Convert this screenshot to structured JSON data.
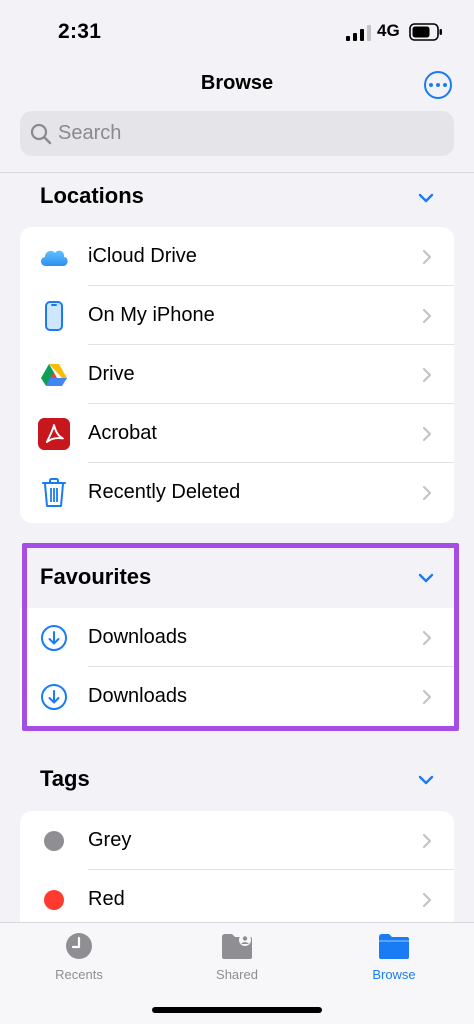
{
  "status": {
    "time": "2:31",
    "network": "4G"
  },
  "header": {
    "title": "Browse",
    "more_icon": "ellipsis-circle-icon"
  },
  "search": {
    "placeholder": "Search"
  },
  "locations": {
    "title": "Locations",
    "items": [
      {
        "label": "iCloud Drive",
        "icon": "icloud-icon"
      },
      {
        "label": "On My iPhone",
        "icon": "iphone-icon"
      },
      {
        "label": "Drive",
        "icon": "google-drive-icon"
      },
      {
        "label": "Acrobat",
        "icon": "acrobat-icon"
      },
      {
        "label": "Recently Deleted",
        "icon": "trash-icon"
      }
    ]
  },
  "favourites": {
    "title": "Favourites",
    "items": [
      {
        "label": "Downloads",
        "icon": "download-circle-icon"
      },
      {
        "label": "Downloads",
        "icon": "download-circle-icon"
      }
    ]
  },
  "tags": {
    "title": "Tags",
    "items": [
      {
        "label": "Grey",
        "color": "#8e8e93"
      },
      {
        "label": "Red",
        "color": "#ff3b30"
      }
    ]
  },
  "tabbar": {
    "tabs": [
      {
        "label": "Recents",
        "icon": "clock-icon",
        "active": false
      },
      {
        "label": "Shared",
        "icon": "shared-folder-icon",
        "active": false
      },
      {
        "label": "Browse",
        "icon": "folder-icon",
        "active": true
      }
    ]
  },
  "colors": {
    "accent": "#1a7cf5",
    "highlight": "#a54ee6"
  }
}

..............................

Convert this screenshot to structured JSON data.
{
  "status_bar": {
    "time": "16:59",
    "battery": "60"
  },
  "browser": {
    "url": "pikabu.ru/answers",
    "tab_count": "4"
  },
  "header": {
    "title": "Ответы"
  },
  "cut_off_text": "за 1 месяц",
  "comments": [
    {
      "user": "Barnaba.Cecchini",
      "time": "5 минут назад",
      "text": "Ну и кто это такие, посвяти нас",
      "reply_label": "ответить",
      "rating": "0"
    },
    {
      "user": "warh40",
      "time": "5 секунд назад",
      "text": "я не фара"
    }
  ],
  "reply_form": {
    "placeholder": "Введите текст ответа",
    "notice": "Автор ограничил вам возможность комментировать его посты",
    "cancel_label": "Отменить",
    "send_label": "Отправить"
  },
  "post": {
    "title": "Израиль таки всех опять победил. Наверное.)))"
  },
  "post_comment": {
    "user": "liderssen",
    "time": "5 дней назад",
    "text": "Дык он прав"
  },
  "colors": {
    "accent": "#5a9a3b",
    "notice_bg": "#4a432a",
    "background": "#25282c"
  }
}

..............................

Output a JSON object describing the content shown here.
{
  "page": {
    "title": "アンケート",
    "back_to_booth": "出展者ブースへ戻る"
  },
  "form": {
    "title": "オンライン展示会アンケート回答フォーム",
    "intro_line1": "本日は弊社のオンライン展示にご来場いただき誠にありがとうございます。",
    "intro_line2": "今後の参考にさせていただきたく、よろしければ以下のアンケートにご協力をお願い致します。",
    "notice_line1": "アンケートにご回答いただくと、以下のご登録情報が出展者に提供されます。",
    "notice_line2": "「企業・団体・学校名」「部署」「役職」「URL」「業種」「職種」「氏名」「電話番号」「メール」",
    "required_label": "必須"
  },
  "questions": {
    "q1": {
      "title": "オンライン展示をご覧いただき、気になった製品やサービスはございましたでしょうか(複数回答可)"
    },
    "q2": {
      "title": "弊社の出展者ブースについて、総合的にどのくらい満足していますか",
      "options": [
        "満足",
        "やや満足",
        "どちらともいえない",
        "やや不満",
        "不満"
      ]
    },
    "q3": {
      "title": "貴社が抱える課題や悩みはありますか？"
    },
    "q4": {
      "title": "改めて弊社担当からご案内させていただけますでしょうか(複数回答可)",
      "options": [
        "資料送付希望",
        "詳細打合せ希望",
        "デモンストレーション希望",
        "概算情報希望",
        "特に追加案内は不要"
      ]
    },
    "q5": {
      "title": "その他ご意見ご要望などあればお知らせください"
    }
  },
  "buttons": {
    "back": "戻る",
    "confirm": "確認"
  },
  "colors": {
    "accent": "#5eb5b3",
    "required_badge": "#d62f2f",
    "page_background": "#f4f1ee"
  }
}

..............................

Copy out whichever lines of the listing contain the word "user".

      "user": "Barnaba.Cecchini",
      "user": "warh40",
    "user": "liderssen",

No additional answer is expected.